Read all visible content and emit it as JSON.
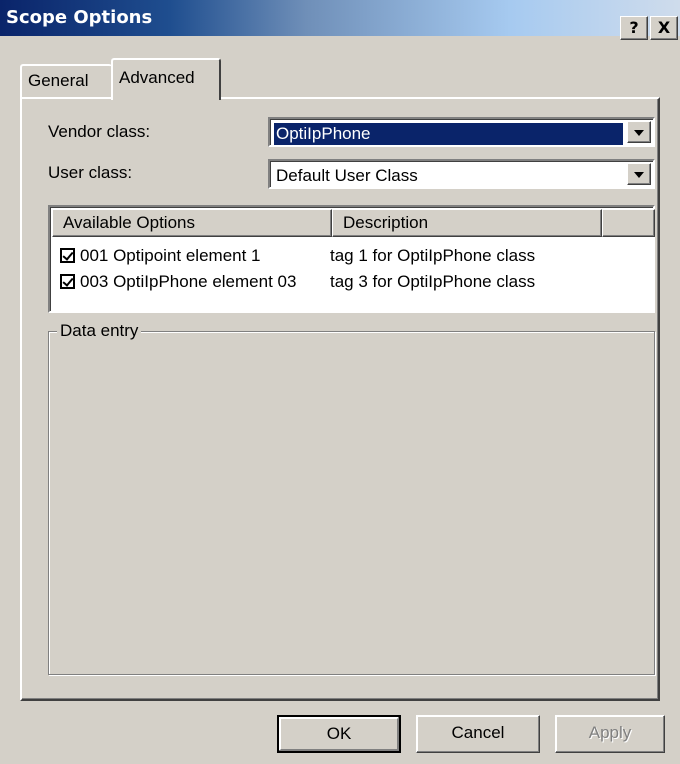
{
  "window": {
    "title": "Scope Options",
    "help_glyph": "?",
    "close_glyph": "X"
  },
  "tabs": [
    {
      "label": "General"
    },
    {
      "label": "Advanced",
      "active": true
    }
  ],
  "form": {
    "vendor_label": "Vendor class:",
    "vendor_value": "OptiIpPhone",
    "user_label": "User class:",
    "user_value": "Default User Class"
  },
  "options_list": {
    "columns": [
      "Available Options",
      "Description",
      ""
    ],
    "rows": [
      {
        "checked": true,
        "name": "001 Optipoint element 1",
        "description": "tag 1 for OptiIpPhone class"
      },
      {
        "checked": true,
        "name": "003 OptiIpPhone element 03",
        "description": "tag 3 for OptiIpPhone class"
      }
    ]
  },
  "data_entry": {
    "legend": "Data entry"
  },
  "buttons": {
    "ok": "OK",
    "cancel": "Cancel",
    "apply": "Apply"
  },
  "colors": {
    "face": "#d4d0c8",
    "selection": "#0a246a",
    "title_gradient_start": "#0a246a",
    "title_gradient_end": "#a6caf0"
  }
}
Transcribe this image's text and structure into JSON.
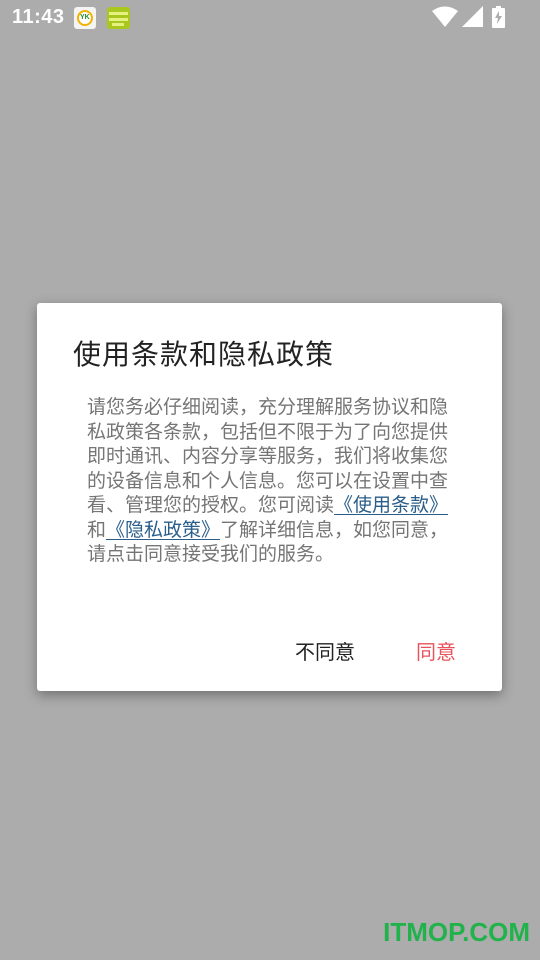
{
  "status_bar": {
    "time": "11:43",
    "notification_icons": [
      "yk-app-icon",
      "green-app-icon"
    ],
    "notification_icon_text": "YK",
    "system_icons": [
      "wifi-icon",
      "signal-icon",
      "battery-charging-icon"
    ]
  },
  "dialog": {
    "title": "使用条款和隐私政策",
    "body_text_1": "请您务必仔细阅读，充分理解服务协议和隐私政策各条款，包括但不限于为了向您提供即时通讯、内容分享等服务，我们将收集您的设备信息和个人信息。您可以在设置中查看、管理您的授权。您可阅读",
    "terms_link": "《使用条款》",
    "body_text_and": "和",
    "privacy_link": "《隐私政策》",
    "body_text_2": "了解详细信息，如您同意，请点击同意接受我们的服务。",
    "disagree_label": "不同意",
    "agree_label": "同意"
  },
  "watermark": "ITMOP.COM",
  "colors": {
    "overlay": "#acacac",
    "agree": "#e8525a",
    "link": "#2a5d8a",
    "watermark": "#22b24c"
  }
}
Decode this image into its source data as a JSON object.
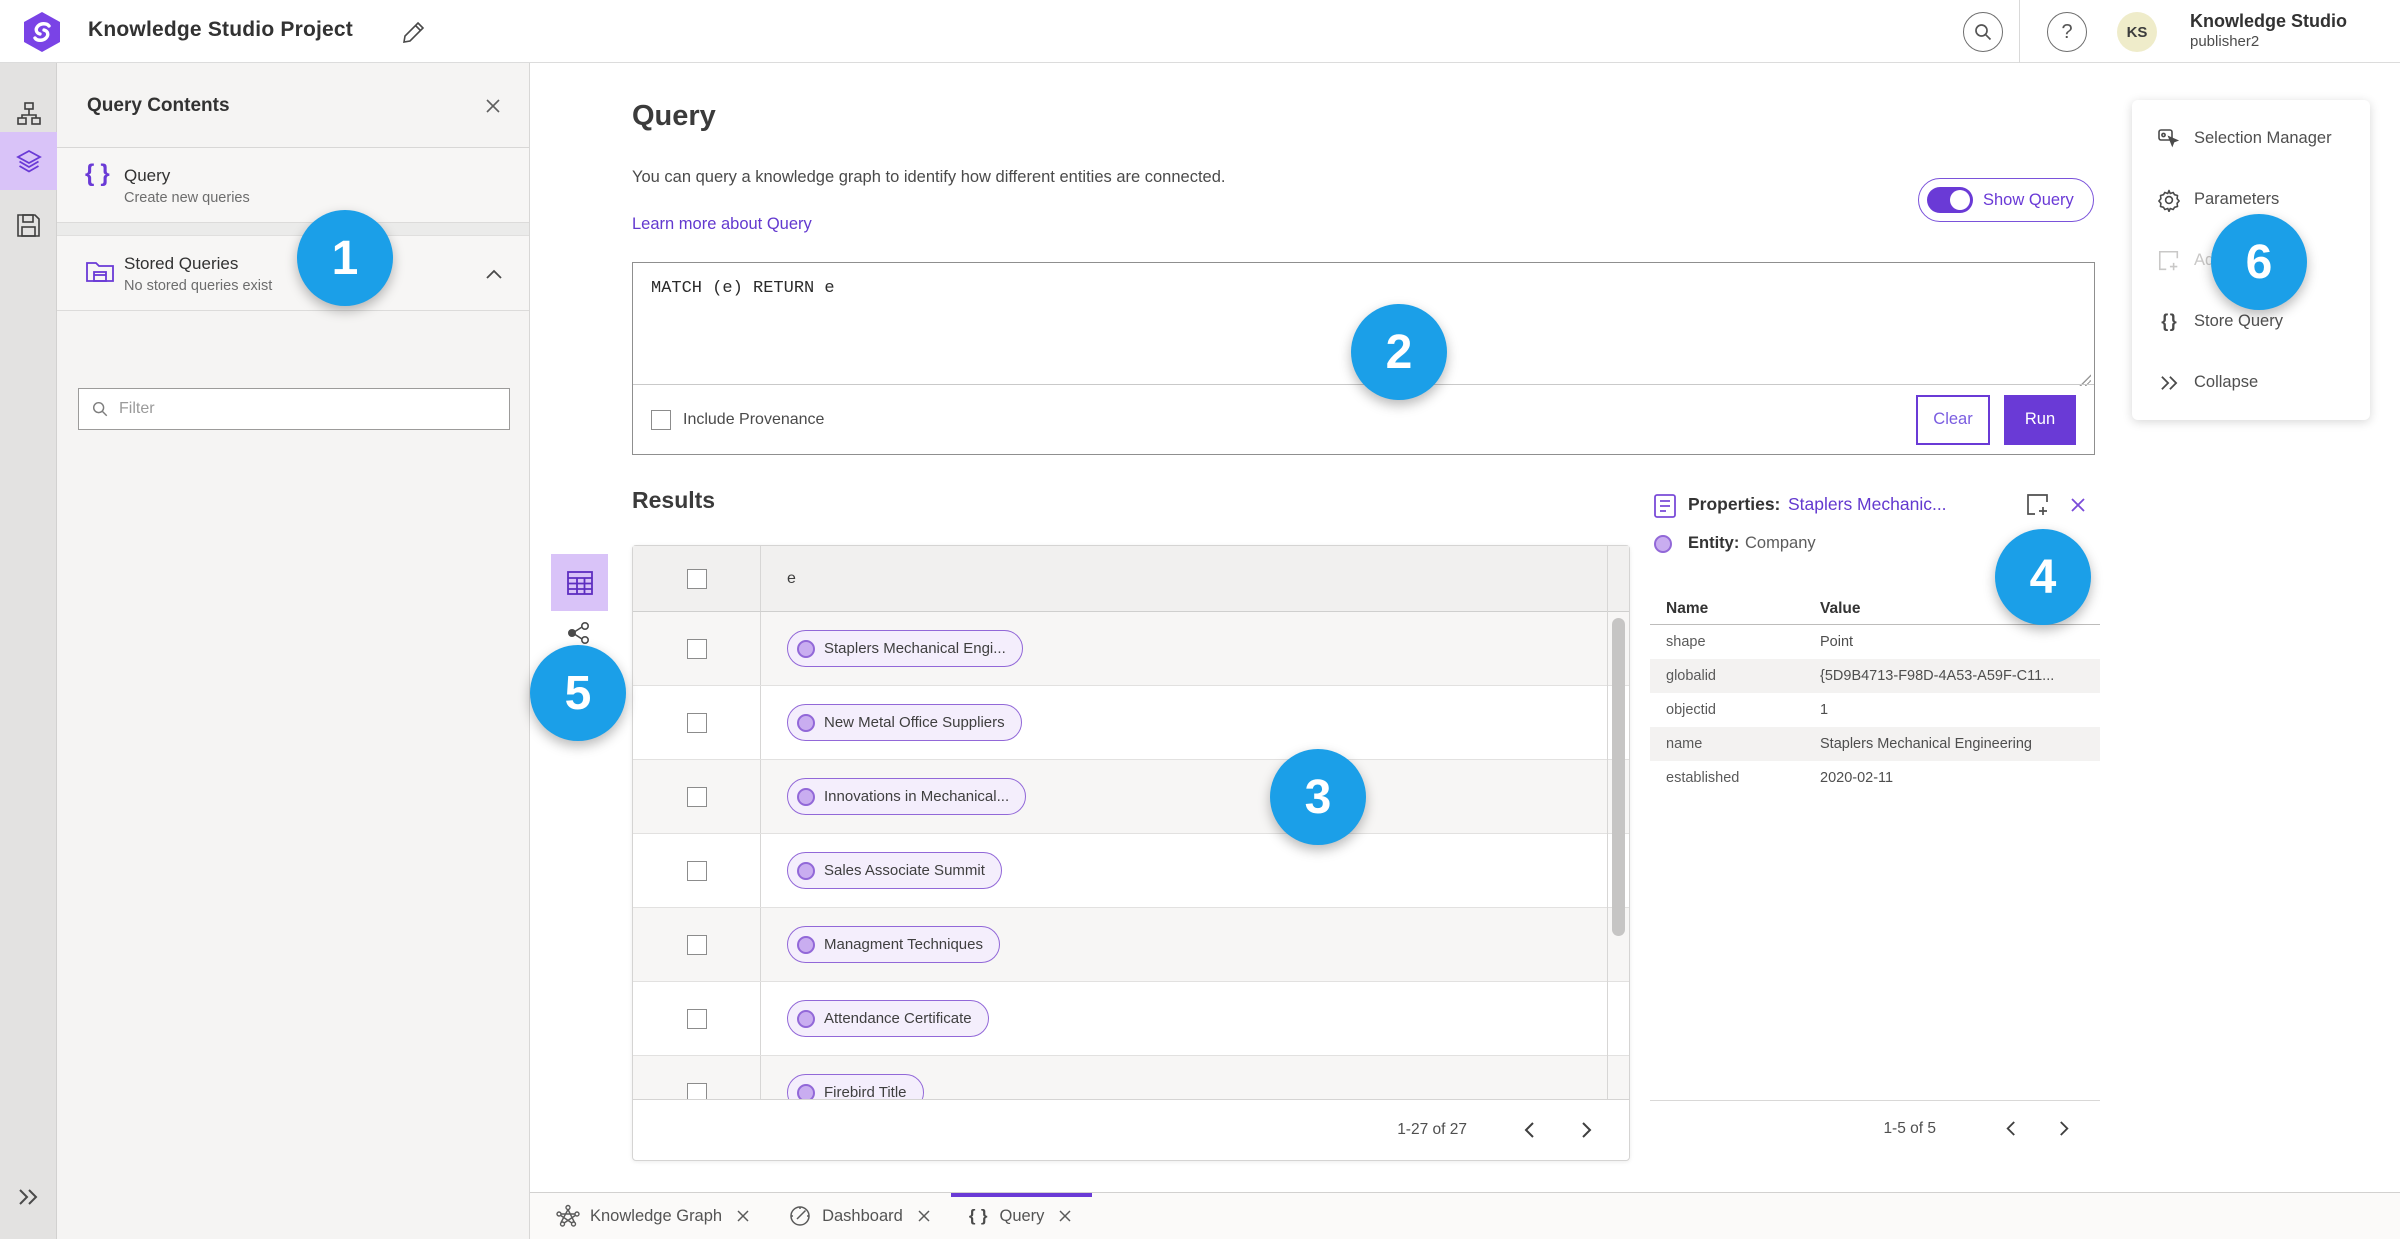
{
  "header": {
    "title": "Knowledge Studio Project",
    "account_name": "Knowledge Studio",
    "account_user": "publisher2",
    "avatar_initials": "KS"
  },
  "contents_panel": {
    "title": "Query Contents",
    "query_item": {
      "label": "Query",
      "sub": "Create new queries"
    },
    "stored_item": {
      "label": "Stored Queries",
      "sub": "No stored queries exist"
    },
    "filter_placeholder": "Filter"
  },
  "query": {
    "heading": "Query",
    "description": "You can query a knowledge graph to identify how different entities are connected.",
    "learn_more": "Learn more about Query",
    "show_query_label": "Show Query",
    "code": "MATCH (e) RETURN e",
    "include_provenance": "Include Provenance",
    "clear_label": "Clear",
    "run_label": "Run"
  },
  "results": {
    "heading": "Results",
    "column": "e",
    "rows": [
      "Staplers Mechanical Engi...",
      "New Metal Office Suppliers",
      "Innovations in Mechanical...",
      "Sales Associate Summit",
      "Managment Techniques",
      "Attendance Certificate",
      "Firebird Title"
    ],
    "pagination": "1-27 of 27"
  },
  "properties": {
    "label": "Properties:",
    "entity_link": "Staplers Mechanic...",
    "entity_label": "Entity:",
    "entity_type": "Company",
    "col_name": "Name",
    "col_value": "Value",
    "rows": [
      {
        "name": "shape",
        "value": "Point"
      },
      {
        "name": "globalid",
        "value": "{5D9B4713-F98D-4A53-A59F-C11..."
      },
      {
        "name": "objectid",
        "value": "1"
      },
      {
        "name": "name",
        "value": "Staplers Mechanical Engineering"
      },
      {
        "name": "established",
        "value": "2020-02-11"
      }
    ],
    "pagination": "1-5 of 5"
  },
  "actions_menu": {
    "items": [
      {
        "label": "Selection Manager"
      },
      {
        "label": "Parameters"
      },
      {
        "label": "Ad"
      },
      {
        "label": "Store Query"
      },
      {
        "label": "Collapse"
      }
    ]
  },
  "tabs": [
    {
      "label": "Knowledge Graph"
    },
    {
      "label": "Dashboard"
    },
    {
      "label": "Query"
    }
  ],
  "badges": [
    "1",
    "2",
    "3",
    "4",
    "5",
    "6"
  ],
  "colors": {
    "accent_purple": "#6a3ad6",
    "badge_blue": "#1b9fe8",
    "pill_fill": "#f4eefc",
    "pill_border": "#9268d8",
    "rail_selected": "#d9c3f8"
  }
}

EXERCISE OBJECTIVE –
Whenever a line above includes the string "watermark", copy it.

YOUR RESPONSE –
  "watermark": "ITMOP.COM",
    "watermark": "#22b24c"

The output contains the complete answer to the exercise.